# HOW TO COMPLETE THIS TASK:
Scan the records for the line containing "What's the underlying". From there through the last line, write out each line exactly.

--- DATA TO PROCESS Enclosed Below ---

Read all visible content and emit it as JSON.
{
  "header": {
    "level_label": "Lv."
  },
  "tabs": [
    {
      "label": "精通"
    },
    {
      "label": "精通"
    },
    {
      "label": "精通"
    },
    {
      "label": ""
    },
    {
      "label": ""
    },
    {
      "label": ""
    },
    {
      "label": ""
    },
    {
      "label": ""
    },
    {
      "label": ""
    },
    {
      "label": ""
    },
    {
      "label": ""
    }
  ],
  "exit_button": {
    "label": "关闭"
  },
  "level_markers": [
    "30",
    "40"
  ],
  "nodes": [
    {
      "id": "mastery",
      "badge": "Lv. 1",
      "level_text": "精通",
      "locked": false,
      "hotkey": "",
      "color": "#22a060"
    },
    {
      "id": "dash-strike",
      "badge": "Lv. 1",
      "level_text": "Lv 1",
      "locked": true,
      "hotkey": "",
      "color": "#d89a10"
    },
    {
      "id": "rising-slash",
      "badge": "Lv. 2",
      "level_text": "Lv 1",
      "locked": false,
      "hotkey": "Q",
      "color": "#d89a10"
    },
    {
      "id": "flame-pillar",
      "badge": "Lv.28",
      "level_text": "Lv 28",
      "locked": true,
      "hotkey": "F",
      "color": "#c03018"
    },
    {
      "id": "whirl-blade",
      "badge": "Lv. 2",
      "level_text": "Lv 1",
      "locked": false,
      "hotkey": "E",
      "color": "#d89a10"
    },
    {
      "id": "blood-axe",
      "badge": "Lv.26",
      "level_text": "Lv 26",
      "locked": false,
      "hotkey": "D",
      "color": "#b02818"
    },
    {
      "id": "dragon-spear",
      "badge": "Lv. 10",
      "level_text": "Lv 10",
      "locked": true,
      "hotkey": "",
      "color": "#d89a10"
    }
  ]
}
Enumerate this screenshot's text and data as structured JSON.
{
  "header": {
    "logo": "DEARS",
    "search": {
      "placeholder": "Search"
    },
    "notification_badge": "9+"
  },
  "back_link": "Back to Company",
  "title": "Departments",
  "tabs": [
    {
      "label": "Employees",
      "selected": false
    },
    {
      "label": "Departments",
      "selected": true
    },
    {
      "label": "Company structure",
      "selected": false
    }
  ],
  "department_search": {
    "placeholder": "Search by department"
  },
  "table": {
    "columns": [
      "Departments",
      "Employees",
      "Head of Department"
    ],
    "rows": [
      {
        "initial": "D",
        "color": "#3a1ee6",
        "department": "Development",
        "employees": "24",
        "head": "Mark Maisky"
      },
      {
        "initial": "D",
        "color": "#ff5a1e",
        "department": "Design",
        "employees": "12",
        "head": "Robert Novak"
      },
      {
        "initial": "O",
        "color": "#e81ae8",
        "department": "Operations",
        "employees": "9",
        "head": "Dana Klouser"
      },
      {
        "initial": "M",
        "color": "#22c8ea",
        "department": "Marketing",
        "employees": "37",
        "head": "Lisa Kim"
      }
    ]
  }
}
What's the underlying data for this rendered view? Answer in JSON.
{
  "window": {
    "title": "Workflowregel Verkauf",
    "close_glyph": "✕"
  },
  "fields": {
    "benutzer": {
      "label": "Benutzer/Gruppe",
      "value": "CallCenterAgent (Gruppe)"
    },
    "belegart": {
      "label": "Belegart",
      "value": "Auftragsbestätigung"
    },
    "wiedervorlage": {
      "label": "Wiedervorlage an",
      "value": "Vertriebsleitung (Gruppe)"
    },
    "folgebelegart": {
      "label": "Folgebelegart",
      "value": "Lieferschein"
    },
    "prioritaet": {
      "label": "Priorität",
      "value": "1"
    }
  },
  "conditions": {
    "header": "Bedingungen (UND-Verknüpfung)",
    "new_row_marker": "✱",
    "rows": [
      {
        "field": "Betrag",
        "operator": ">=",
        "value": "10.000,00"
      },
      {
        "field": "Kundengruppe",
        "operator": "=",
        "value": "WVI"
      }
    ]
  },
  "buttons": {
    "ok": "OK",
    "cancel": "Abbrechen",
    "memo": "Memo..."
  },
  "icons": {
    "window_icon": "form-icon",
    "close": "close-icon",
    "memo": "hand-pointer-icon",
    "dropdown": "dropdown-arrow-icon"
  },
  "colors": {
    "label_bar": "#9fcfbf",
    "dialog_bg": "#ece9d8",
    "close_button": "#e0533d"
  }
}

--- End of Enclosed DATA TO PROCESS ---

# RESPONSE TO THE TASK:
What's the underlying data for this rendered view? Answer in JSON.
{
  "window": {
    "title": "Workflowregel Verkauf",
    "close_glyph": "✕"
  },
  "fields": {
    "benutzer": {
      "label": "Benutzer/Gruppe",
      "value": "CallCenterAgent (Gruppe)"
    },
    "belegart": {
      "label": "Belegart",
      "value": "Auftragsbestätigung"
    },
    "wiedervorlage": {
      "label": "Wiedervorlage an",
      "value": "Vertriebsleitung (Gruppe)"
    },
    "folgebelegart": {
      "label": "Folgebelegart",
      "value": "Lieferschein"
    },
    "prioritaet": {
      "label": "Priorität",
      "value": "1"
    }
  },
  "conditions": {
    "header": "Bedingungen (UND-Verknüpfung)",
    "new_row_marker": "✱",
    "rows": [
      {
        "field": "Betrag",
        "operator": ">=",
        "value": "10.000,00"
      },
      {
        "field": "Kundengruppe",
        "operator": "=",
        "value": "WVI"
      }
    ]
  },
  "buttons": {
    "ok": "OK",
    "cancel": "Abbrechen",
    "memo": "Memo..."
  },
  "icons": {
    "window_icon": "form-icon",
    "close": "close-icon",
    "memo": "hand-pointer-icon",
    "dropdown": "dropdown-arrow-icon"
  },
  "colors": {
    "label_bar": "#9fcfbf",
    "dialog_bg": "#ece9d8",
    "close_button": "#e0533d"
  }
}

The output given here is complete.